Entries from a dataset of interfaces:
--

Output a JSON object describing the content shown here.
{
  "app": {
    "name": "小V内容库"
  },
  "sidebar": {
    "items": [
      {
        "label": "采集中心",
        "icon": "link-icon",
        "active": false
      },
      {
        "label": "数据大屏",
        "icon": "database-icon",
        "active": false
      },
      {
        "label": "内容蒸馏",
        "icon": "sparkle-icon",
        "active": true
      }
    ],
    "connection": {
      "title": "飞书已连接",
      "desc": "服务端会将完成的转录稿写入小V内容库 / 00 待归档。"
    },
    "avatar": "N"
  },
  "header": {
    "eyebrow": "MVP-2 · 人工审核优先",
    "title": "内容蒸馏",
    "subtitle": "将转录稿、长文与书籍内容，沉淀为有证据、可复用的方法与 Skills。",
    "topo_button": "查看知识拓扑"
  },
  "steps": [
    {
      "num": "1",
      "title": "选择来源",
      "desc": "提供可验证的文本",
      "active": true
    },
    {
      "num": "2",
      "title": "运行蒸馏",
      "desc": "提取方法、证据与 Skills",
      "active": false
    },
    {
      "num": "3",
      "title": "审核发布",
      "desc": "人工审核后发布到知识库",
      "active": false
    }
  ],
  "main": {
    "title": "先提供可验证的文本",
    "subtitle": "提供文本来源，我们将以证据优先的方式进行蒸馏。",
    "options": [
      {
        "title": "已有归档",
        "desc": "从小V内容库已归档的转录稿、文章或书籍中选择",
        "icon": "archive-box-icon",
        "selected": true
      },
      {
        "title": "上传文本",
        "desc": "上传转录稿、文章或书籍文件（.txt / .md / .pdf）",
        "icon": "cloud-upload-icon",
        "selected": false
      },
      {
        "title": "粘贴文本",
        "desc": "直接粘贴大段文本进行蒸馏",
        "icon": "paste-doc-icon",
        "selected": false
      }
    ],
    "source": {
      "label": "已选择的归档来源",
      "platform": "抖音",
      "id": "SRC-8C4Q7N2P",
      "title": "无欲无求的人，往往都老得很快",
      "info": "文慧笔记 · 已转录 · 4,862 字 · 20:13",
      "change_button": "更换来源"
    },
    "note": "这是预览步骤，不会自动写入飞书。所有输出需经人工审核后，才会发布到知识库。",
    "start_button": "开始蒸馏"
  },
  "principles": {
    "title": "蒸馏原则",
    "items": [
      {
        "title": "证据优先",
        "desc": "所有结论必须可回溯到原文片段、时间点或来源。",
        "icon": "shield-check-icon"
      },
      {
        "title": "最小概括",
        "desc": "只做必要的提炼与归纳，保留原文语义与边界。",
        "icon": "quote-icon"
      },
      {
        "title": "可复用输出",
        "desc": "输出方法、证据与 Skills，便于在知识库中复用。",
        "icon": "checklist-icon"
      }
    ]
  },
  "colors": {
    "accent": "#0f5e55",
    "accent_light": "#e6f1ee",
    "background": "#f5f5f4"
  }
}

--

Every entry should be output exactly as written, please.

Output a JSON object describing the content shown here.
{
  "app": {
    "name": "小V内容库"
  },
  "sidebar": {
    "items": [
      {
        "label": "采集中心",
        "icon": "link-icon",
        "active": false
      },
      {
        "label": "数据大屏",
        "icon": "database-icon",
        "active": false
      },
      {
        "label": "内容蒸馏",
        "icon": "sparkle-icon",
        "active": true
      }
    ],
    "connection": {
      "title": "飞书已连接",
      "desc": "服务端会将完成的转录稿写入小V内容库 / 00 待归档。"
    },
    "avatar": "N"
  },
  "header": {
    "eyebrow": "MVP-2 · 人工审核优先",
    "title": "内容蒸馏",
    "subtitle": "将转录稿、长文与书籍内容，沉淀为有证据、可复用的方法与 Skills。",
    "topo_button": "查看知识拓扑"
  },
  "steps": [
    {
      "num": "1",
      "title": "选择来源",
      "desc": "提供可验证的文本",
      "active": true
    },
    {
      "num": "2",
      "title": "运行蒸馏",
      "desc": "提取方法、证据与 Skills",
      "active": false
    },
    {
      "num": "3",
      "title": "审核发布",
      "desc": "人工审核后发布到知识库",
      "active": false
    }
  ],
  "main": {
    "title": "先提供可验证的文本",
    "subtitle": "提供文本来源，我们将以证据优先的方式进行蒸馏。",
    "options": [
      {
        "title": "已有归档",
        "desc": "从小V内容库已归档的转录稿、文章或书籍中选择",
        "icon": "archive-box-icon",
        "selected": true
      },
      {
        "title": "上传文本",
        "desc": "上传转录稿、文章或书籍文件（.txt / .md / .pdf）",
        "icon": "cloud-upload-icon",
        "selected": false
      },
      {
        "title": "粘贴文本",
        "desc": "直接粘贴大段文本进行蒸馏",
        "icon": "paste-doc-icon",
        "selected": false
      }
    ],
    "source": {
      "label": "已选择的归档来源",
      "platform": "抖音",
      "id": "SRC-8C4Q7N2P",
      "title": "无欲无求的人，往往都老得很快",
      "info": "文慧笔记 · 已转录 · 4,862 字 · 20:13",
      "change_button": "更换来源"
    },
    "note": "这是预览步骤，不会自动写入飞书。所有输出需经人工审核后，才会发布到知识库。",
    "start_button": "开始蒸馏"
  },
  "principles": {
    "title": "蒸馏原则",
    "items": [
      {
        "title": "证据优先",
        "desc": "所有结论必须可回溯到原文片段、时间点或来源。",
        "icon": "shield-check-icon"
      },
      {
        "title": "最小概括",
        "desc": "只做必要的提炼与归纳，保留原文语义与边界。",
        "icon": "quote-icon"
      },
      {
        "title": "可复用输出",
        "desc": "输出方法、证据与 Skills，便于在知识库中复用。",
        "icon": "checklist-icon"
      }
    ]
  },
  "colors": {
    "accent": "#0f5e55",
    "accent_light": "#e6f1ee",
    "background": "#f5f5f4"
  }
}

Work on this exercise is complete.